In our culture pastoral failure is more public than faithfulness. Over the past year, it seems like news outlets and social media have been showered with stories of the moral failures of renowned Christians and prominent Christian leaders. The lesson is simple—even the faithful fall.
It is heartbreaking to watch. There is the jolting and sobering reality that none of us are above the risk of such failures. This truth should give each of us a healthy fear of moral failure and disqualification from ministry. We should tremble at the prospect of the potential damage we can cause to the witness of the Church of Jesus Christ, to others around us, and to our own souls.
For this reason, I am thankful that Eric Geiger has written How To Ruin Your Life.
In this book Geiger follows the instructive and inspirational story of King David’s implosion, repentance, and restoration. The book is outlined in four movements.
- The Implosion (2 Samuel 11)
- The Confrontation (2 Samuel 12)
- The Confession (Psalm 51)
- The Celebration (Psalm 32)
What makes this book so helpful is the ability to look at the scriptural depiction of David’s life as an exemplary warning. It is a warning that helps us avoid the fatal mistakes that will lead to our own moral failure. It has been said, “Those that fail to learn from history are doomed to repeat it.” I cannot think of a more fruitful example in history than a “man after God’s own heart” whose life painfully demonstrated that he, like all of us, struggled with the depth of sin in his own heart. As we witness the unfortunate collapse of Christian leaders around us, perhaps God is calling us to look at ourselves with humility and trembling.
If you have ever watched a building being demolished, you understand the importance of Geiger’s central analogy. He notes in the book that there are two ways to demolish a building. One can demolish a building from the outside with wrecking balls, which is visible to everyone and catches no one by surprise. On the other hand, a building can also be demolished from the inside by strategically placed explosives that weaken the integrity of the structure. This second type of demolition is not obvious to onlookers until the building suddenly collapses.
The point is simple: disqualification for issues of character are always preceded by an implosion of integrity. A leader falls apart internally before the ruin and rubble is seen externally. Geiger reminds us that “if you ignore the erosion of your integrity you will implode.” Through David we learn how to ruin our lives so that we won’t. Geiger carefully rehearses the story of David to wake us up before we find ourselves in the wake of our ruin.
As D.A. Carson once said, “No one drifts towards holiness.” In most cases, disqualification in leadership is a process; it is something that slowly percolates over time with a series of smaller compromises. Just as demolition experts place explosives inside of buildings so they will weaken and implode, there were three explosives on the foundation of David’s life that led to his implosion.
- Isolation: The desire to escape toward independence.

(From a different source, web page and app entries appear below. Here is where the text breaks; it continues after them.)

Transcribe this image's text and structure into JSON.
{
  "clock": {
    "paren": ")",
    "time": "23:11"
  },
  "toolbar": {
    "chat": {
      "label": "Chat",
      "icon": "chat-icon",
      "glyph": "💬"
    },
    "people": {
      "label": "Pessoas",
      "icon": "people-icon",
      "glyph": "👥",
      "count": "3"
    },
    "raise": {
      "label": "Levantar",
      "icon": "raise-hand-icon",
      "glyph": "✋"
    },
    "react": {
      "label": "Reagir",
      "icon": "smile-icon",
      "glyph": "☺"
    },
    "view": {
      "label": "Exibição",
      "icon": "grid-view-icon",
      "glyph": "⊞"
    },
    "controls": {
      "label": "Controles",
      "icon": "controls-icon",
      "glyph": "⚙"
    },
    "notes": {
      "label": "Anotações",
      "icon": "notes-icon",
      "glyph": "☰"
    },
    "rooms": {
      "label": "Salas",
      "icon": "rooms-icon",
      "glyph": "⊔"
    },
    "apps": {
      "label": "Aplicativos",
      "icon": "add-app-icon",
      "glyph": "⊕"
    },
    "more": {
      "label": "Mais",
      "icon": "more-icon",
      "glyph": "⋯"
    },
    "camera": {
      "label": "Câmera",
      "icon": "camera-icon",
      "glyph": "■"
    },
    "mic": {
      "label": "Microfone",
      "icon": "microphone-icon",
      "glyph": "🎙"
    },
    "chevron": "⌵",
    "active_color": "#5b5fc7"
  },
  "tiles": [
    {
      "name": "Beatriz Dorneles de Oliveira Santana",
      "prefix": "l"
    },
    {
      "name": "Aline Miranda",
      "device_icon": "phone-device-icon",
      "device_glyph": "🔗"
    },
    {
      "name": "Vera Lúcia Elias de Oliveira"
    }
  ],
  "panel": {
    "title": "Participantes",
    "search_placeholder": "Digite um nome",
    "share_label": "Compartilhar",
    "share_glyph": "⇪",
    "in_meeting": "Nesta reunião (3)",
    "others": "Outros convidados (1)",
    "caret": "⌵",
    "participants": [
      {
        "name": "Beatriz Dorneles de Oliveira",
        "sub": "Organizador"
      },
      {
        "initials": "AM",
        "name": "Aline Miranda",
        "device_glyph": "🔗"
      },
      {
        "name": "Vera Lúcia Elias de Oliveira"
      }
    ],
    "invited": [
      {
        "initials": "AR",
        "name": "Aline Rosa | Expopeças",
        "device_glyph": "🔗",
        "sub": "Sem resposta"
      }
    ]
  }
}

- Boredom: The unfulfilled desire for satisfaction.
- Pride: The sense of entitlement.
The story of David provides a compelling case that isolation, boredom, and pride are not sins to tame, but sins that must be slain. To slay sin, one must surrender. Geiger writes:
“A surrendered heart owns the sin without looking around for others to blame. A surrendered heart offers the sin to the Lord for Him to take it away instead of offering something in an attempt to make things right. And a surrendered heart expresses no confidence in an ability to stand apart from God’s grace” (154).
We need to learn from the instructive and inspirational story of David’s implosion. Geiger skillfully shows us that we need to pray Psalm 51 and 32 again and again. Furthermore, if we are on the path to destruction, or if we have found ourselves disqualified from ministry, we need to humbly throw ourselves on His grace and rejoice in the forgiveness He has given. This is one of the most compelling arguments of Geiger’s book. When leaders fall, we often wonder how we should respond. If we fall, where should we turn?
The gospel is our only hope.
When we uncover our sin, God covers it in Christ. In other words, the good news for the gospel is not only something that Christian leaders are called to faithfully preach only to others, it is also good news for those who have fallen to preach to themselves. Regardless of where we are on the continuum of compromise, rebellion, or disqualification, we can rejoice that our sin has been condemned in Jesus instead of us. Instead of sin being charged to our account, Christ paid for our sin in full on the cross.
In light of God’s grace in Jesus Christ, Christian leaders must be aggressive in killing sin. The story of David reminds us that while Christ receives the punishment for our sin, we will still receive God’s discipline. It is important that we strongly consider the warnings of David’s life, so that we do not find ourselves following the same path. I cannot think of a timelier book for Christian leaders to take up and read. When it comes to Christian leadership, character should always trump competency. Competent and effective leaders must always be on guard to not forfeit their roles over deficiencies in their character.
In the story of David we can see the explosives that weakened the foundation of his character, and learn how to avoid our own self-destruction. “But in David’s story, we also see that God’s grace is greater than our sin and our struggles. We learn that ruin does not need to be the end of our story. We can begin again.”